No matter what age a child is when they arrive at Hope, we do our best to help them get at least an 8th grade education — higher than the national average. Our kids are modeled such a good work ethic that they are very “in demand” and guaranteed to have a job upon graduation.
Sometimes taking a child out of a bad situation, giving them a safe place to live and food to sustain them, allowing them to be a child — often for the first time in their life — and teaching them life skills is not enough. Sometimes it is only by the grace of God that they are able to move forward to a bright future.
If you’re still with me, let’s make our way to Level Three where we can truly see the results of Hope.
Graduates who have embraced their futures…
… many of them choosing to start families … now with the tools to care for and nurture their own children, breaking the cycle of poverty, abuse, and neglect that they themselves once knew.
Many forming a Graduate Church in their community, reaching out to those around them to offer Hope.
Giving back to those who helped them … so they can help the next generation.
A preschool we now run for 470 children ages 18 months – 5 years … teaching their parents the importance of nurture and education … attempting to keep these kids OFF of the streets.
And then there’s the current initiative weighing heavy on the minds and hearts of Hope’s board and staff…
How to best adapt our model of transformational care to working with children currently incarcerated in Brazil. 14,000 children … many of them much like the ones we already serve but whose fight to survive on the streets was met by even graver consequences.
And so you can pray for wisdom for those making decisions. As you can imagine, there are some very difficult issues to address … but we believe God will provide the answers as we step out in faith.
And here you have it … in a nutshell.
Lives transformed … my very favorite “before” and “after.”
Not to us, O Lord, not to us but to your name be the glory, because of your love and faithfulness. (Psalm 115:1)
I’m glad you stopped by today to join in the celebration of 20 years of Hope! If you’ve been touched by any part of the ministry’s story, I hope you’ll help me spread the word. There are several of us always available to speak to churches, universities, civic groups — any organization desiring to know more about street children, at-mortal-risk children, or sexually trafficked children. Your prayers, your interest, and your donations — large and small — make a huge difference! Perhaps you’ll even put the children of Brazil on your family’s Christmas list…
I’ll be linking to Metamorphosis Monday at Between Naps on the Porch and
Inspiration Friday at At the Picket Fence.

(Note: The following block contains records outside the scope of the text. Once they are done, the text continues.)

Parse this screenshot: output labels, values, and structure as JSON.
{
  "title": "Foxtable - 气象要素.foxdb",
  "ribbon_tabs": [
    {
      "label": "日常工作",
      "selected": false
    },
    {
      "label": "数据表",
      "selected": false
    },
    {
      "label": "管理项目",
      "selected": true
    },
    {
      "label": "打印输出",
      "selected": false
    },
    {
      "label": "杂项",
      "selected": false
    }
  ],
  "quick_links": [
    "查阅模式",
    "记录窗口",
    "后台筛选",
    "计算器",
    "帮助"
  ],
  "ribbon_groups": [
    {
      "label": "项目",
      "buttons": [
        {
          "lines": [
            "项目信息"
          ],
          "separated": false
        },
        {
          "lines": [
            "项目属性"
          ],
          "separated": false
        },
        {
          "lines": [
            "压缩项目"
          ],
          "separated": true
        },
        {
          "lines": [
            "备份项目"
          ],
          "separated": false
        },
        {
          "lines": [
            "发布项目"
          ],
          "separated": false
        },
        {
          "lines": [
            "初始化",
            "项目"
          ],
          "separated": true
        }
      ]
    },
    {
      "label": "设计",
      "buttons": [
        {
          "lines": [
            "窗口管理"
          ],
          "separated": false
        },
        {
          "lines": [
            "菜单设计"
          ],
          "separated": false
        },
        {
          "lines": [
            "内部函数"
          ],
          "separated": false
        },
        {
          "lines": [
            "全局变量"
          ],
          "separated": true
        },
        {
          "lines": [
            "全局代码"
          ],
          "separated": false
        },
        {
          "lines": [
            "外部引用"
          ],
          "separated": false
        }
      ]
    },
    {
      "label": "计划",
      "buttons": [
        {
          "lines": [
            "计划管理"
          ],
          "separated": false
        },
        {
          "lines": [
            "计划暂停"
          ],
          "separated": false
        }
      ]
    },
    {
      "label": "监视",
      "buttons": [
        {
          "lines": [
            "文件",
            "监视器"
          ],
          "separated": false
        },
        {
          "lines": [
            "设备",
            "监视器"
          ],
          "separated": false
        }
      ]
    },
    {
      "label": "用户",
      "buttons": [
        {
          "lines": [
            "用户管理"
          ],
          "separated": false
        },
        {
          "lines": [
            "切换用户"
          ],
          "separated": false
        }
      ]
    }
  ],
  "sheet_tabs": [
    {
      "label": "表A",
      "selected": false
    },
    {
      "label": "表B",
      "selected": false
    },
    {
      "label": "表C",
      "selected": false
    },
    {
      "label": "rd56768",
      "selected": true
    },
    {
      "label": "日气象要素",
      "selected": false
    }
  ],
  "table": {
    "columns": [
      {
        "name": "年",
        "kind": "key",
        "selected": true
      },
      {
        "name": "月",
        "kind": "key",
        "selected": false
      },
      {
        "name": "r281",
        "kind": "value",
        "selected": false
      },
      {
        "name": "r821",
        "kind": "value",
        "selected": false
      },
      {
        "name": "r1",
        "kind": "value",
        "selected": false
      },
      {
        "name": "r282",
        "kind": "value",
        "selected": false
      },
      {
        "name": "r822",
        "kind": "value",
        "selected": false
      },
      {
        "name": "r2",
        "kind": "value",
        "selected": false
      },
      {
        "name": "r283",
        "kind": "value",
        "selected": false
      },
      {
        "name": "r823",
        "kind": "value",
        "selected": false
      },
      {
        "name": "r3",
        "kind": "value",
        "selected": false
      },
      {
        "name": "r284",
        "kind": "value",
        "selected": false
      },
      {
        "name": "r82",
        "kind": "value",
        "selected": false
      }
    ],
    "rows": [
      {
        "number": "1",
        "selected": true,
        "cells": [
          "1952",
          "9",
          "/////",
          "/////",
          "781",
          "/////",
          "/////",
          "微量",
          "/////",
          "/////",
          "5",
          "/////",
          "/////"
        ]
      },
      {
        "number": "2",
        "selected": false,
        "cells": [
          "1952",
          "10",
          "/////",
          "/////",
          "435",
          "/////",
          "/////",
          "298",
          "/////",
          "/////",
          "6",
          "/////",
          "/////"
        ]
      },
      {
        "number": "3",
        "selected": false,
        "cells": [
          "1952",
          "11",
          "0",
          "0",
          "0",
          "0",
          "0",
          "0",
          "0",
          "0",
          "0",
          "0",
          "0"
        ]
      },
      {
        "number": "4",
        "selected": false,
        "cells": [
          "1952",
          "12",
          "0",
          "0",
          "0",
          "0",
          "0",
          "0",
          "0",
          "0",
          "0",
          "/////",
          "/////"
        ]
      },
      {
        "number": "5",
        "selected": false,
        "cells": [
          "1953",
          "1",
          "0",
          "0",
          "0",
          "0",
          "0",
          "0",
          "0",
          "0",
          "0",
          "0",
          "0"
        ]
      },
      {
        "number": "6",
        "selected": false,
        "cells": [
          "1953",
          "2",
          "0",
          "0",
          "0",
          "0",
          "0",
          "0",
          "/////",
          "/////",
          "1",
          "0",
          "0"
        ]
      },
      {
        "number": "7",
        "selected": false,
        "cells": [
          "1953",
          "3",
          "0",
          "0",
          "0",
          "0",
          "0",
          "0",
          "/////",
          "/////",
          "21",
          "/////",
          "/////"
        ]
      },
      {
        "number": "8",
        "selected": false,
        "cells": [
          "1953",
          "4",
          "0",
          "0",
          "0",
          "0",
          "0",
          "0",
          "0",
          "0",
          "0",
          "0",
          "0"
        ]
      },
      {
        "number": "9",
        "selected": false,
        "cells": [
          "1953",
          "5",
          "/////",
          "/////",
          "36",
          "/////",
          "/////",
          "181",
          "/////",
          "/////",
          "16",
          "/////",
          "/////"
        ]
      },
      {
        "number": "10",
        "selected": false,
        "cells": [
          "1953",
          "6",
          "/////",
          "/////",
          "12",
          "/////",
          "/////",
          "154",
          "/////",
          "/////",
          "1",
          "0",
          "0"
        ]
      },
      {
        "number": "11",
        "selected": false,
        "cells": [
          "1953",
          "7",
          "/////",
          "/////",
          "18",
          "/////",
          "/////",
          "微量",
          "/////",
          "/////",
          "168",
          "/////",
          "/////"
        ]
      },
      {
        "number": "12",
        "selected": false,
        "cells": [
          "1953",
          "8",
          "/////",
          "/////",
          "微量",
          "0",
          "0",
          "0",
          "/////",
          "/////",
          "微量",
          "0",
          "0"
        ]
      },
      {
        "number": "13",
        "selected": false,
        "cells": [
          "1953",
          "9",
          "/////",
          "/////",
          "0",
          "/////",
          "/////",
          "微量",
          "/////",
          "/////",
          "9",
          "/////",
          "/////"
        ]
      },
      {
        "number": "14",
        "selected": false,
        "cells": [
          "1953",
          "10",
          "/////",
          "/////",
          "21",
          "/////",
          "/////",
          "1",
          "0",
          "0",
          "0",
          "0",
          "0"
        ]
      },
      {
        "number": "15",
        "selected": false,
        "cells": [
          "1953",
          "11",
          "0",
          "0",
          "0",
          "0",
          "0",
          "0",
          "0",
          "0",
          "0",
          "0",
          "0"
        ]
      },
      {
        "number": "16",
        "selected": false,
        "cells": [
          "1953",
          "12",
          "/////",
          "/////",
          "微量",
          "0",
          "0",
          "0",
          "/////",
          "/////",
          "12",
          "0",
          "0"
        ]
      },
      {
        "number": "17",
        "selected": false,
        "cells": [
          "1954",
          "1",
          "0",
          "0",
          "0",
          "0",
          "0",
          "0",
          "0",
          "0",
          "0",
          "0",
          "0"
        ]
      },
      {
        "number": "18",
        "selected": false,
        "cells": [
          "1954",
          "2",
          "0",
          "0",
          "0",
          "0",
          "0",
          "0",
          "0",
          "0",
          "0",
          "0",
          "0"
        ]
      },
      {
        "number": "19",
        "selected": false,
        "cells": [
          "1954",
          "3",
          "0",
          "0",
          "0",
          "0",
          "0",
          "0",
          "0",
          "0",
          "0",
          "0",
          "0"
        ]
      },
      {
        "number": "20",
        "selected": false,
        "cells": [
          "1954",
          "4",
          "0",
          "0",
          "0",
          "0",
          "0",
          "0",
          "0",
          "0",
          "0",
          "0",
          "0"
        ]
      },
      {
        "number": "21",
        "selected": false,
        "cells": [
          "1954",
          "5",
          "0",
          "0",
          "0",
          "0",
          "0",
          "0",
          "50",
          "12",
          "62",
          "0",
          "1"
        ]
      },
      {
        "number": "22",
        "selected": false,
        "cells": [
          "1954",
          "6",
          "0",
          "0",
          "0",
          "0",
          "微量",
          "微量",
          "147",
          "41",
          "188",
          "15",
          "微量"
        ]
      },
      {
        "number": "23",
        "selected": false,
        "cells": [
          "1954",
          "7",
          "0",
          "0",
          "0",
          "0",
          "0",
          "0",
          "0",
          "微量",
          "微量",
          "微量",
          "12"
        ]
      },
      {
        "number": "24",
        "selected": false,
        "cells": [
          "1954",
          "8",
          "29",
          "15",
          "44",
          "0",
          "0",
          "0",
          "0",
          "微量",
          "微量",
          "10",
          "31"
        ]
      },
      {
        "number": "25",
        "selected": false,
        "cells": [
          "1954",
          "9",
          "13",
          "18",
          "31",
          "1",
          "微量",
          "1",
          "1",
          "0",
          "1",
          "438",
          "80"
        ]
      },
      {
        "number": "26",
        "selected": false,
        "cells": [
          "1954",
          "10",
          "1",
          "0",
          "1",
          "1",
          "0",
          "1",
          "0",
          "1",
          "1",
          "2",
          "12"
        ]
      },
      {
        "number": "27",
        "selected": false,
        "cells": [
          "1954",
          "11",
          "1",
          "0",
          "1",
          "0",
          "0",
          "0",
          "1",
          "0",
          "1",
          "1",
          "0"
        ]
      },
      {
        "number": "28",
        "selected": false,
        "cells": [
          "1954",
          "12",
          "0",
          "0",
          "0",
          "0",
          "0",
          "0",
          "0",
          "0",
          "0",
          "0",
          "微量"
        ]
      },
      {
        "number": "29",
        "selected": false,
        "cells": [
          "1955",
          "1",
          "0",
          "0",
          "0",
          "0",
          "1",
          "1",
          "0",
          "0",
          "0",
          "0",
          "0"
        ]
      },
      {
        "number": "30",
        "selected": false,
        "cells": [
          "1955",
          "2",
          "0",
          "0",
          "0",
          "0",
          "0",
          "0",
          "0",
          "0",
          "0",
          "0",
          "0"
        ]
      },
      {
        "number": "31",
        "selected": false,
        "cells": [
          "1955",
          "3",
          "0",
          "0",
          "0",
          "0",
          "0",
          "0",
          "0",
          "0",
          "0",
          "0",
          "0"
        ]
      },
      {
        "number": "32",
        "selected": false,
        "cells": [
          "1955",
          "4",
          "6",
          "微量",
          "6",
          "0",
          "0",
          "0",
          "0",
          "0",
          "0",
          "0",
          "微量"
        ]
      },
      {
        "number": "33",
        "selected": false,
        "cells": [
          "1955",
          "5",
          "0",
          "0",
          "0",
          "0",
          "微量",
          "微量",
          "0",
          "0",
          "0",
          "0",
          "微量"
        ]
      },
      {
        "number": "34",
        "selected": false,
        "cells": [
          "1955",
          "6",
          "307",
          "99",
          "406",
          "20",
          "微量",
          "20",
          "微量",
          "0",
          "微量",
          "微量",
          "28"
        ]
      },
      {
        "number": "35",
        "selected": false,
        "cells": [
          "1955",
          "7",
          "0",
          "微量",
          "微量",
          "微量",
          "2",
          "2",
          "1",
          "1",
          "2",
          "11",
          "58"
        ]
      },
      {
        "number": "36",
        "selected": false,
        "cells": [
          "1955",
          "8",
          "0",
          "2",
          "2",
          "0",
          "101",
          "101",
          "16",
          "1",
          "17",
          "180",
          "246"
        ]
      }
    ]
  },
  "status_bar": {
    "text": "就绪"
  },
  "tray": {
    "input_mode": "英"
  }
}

Have a great week — and stop back by Thursday for a little tablescape from this event!
To learn more about Hope Unlimited for Children, just click this link. You can also search this blog for Hope Unlimited to see more posts.